PROBLEM TO WORK ON. The answer must consist of each line of the records below that contains the string "Zone".

[Web page and app entries]
# # # # #

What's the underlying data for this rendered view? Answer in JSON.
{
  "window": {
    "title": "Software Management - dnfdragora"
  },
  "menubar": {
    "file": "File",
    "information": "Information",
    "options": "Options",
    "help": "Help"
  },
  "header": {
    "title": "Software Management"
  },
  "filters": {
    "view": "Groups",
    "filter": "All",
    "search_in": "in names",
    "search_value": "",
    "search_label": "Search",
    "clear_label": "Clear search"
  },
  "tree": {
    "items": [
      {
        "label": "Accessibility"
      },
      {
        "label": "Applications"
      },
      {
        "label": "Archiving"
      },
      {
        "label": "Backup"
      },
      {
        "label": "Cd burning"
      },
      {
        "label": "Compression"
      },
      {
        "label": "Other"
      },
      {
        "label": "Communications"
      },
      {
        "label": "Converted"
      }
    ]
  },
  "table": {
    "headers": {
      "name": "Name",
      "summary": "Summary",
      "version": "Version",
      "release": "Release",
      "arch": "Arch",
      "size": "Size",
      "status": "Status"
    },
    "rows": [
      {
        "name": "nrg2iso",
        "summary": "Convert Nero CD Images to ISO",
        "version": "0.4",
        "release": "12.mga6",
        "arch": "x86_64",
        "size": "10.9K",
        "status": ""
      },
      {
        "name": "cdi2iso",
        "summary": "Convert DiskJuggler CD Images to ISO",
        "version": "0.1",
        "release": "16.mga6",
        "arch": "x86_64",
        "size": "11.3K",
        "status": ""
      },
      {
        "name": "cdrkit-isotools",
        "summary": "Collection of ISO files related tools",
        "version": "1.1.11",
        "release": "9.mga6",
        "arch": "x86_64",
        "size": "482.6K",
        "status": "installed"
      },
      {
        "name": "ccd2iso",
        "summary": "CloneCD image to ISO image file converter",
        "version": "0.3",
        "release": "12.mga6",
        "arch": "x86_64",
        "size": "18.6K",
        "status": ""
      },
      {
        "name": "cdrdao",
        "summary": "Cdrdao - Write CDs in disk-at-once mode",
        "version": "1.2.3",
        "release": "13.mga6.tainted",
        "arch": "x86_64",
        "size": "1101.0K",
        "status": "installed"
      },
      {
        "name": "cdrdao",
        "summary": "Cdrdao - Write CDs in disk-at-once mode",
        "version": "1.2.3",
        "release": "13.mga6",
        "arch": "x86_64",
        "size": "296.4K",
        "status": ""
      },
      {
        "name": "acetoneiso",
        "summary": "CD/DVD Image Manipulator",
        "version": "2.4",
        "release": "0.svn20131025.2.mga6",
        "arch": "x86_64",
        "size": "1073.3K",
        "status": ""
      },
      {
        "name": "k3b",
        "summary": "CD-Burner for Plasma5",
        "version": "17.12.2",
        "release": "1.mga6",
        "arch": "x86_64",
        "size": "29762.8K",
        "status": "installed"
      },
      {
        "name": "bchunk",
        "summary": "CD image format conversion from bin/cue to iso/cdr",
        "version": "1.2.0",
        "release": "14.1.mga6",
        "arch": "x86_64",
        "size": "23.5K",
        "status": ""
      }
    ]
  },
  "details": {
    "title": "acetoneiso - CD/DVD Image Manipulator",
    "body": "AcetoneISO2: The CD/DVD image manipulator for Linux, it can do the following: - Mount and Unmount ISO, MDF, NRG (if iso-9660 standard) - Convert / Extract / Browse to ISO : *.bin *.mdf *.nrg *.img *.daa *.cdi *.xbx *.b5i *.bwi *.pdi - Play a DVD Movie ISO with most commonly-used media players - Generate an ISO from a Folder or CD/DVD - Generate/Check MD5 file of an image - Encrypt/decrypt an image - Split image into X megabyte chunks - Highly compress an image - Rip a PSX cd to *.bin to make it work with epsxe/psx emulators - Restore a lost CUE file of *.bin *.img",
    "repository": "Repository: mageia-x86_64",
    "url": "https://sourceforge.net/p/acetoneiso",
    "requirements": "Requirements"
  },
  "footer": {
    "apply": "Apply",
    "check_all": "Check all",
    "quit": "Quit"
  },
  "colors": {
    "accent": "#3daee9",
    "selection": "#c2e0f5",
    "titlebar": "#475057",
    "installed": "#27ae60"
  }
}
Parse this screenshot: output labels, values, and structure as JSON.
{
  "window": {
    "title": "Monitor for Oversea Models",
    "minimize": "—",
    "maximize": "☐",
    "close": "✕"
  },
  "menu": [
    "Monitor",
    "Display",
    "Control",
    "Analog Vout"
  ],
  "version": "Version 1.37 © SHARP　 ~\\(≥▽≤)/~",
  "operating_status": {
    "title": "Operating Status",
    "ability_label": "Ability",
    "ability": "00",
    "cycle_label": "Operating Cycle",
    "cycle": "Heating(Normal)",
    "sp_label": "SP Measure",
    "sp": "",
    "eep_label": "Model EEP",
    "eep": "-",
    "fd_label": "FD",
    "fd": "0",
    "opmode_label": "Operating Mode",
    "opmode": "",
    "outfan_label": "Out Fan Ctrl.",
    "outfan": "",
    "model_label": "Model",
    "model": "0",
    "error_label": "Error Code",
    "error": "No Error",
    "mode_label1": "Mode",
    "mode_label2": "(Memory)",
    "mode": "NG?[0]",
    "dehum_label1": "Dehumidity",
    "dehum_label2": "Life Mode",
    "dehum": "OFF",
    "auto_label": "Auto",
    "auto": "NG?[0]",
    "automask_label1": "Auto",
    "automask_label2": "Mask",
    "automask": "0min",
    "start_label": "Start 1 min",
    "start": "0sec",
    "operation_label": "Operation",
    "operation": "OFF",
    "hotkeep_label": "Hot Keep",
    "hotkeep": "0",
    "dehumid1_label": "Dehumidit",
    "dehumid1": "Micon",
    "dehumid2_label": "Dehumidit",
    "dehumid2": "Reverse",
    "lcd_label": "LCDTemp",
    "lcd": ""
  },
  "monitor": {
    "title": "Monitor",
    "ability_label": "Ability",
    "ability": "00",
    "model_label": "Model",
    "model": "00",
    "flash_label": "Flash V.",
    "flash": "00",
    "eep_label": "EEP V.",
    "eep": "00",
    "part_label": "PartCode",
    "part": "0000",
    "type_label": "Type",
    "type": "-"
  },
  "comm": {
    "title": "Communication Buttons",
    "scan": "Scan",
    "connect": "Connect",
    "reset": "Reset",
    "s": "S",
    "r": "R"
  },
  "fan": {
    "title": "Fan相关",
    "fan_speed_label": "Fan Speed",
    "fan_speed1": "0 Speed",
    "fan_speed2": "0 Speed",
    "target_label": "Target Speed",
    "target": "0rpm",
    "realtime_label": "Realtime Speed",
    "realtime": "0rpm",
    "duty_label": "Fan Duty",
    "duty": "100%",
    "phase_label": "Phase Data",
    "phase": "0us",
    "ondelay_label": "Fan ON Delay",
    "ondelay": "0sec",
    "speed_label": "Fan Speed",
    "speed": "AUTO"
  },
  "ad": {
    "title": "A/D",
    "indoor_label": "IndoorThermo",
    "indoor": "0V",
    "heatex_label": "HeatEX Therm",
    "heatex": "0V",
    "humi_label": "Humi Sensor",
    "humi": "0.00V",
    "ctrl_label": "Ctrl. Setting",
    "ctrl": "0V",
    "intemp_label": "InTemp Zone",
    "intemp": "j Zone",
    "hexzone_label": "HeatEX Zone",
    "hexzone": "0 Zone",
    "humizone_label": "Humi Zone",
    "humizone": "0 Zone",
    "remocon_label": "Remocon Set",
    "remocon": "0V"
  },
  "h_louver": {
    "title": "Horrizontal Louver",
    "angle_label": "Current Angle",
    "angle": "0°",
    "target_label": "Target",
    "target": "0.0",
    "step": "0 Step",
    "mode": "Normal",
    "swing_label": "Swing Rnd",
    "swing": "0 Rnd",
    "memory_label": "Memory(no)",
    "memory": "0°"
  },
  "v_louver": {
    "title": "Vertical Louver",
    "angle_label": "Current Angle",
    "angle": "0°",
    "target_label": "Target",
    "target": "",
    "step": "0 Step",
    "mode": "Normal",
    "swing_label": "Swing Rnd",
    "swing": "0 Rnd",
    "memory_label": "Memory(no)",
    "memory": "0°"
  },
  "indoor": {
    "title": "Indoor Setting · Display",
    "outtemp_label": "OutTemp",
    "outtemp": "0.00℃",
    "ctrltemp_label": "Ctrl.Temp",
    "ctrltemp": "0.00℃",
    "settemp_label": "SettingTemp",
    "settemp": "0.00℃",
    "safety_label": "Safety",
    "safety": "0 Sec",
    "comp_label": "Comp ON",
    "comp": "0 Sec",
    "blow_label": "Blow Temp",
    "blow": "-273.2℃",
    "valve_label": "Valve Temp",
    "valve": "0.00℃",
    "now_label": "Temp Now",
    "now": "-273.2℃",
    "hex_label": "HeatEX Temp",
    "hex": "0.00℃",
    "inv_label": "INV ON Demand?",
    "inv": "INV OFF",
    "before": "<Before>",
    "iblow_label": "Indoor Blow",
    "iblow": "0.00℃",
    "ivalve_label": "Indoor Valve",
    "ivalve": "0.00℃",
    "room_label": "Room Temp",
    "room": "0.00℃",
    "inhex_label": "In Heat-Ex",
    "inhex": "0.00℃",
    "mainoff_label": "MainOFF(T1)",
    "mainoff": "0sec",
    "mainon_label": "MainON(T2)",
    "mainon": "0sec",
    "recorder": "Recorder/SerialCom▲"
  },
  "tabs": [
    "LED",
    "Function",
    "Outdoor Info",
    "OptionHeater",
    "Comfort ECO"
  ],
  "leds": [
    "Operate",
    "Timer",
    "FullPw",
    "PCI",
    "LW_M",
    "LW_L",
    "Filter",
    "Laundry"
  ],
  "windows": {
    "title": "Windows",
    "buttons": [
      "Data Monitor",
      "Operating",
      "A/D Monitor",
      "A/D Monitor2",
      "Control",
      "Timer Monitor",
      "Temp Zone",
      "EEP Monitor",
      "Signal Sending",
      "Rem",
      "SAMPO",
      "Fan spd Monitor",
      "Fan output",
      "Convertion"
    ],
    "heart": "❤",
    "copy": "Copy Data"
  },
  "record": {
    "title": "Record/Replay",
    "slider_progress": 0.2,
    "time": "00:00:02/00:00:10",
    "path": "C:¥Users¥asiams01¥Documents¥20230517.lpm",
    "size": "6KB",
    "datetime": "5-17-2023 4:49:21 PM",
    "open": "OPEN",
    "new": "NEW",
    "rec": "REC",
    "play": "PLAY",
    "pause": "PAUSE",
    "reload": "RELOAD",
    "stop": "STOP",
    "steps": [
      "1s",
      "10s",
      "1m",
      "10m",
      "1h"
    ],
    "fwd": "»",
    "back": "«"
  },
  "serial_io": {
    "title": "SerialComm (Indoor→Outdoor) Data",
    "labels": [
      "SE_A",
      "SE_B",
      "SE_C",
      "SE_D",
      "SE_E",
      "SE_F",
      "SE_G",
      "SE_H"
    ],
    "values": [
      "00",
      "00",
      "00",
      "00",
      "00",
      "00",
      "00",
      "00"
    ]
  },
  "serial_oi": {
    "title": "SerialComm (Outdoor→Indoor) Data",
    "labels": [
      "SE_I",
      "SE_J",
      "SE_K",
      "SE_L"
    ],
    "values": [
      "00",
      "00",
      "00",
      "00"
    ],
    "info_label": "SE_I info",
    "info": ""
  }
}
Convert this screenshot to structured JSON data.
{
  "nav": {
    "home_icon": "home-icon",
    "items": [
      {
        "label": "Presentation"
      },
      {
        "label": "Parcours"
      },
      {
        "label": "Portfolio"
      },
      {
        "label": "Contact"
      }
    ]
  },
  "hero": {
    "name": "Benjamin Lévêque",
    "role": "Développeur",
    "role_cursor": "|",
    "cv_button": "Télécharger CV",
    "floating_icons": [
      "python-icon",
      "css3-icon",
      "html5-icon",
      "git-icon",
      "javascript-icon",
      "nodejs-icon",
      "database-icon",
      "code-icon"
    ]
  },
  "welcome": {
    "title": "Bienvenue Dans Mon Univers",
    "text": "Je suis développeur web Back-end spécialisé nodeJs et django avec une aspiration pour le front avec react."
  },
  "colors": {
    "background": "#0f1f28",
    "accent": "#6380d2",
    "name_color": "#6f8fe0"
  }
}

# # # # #

EXERCISE ANSWER.
    "intemp_label": "InTemp Zone",
    "intemp": "j Zone",
    "hexzone_label": "HeatEX Zone",
    "hexzone": "0 Zone",
    "humizone_label": "Humi Zone",
    "humizone": "0 Zone",
      "Temp Zone",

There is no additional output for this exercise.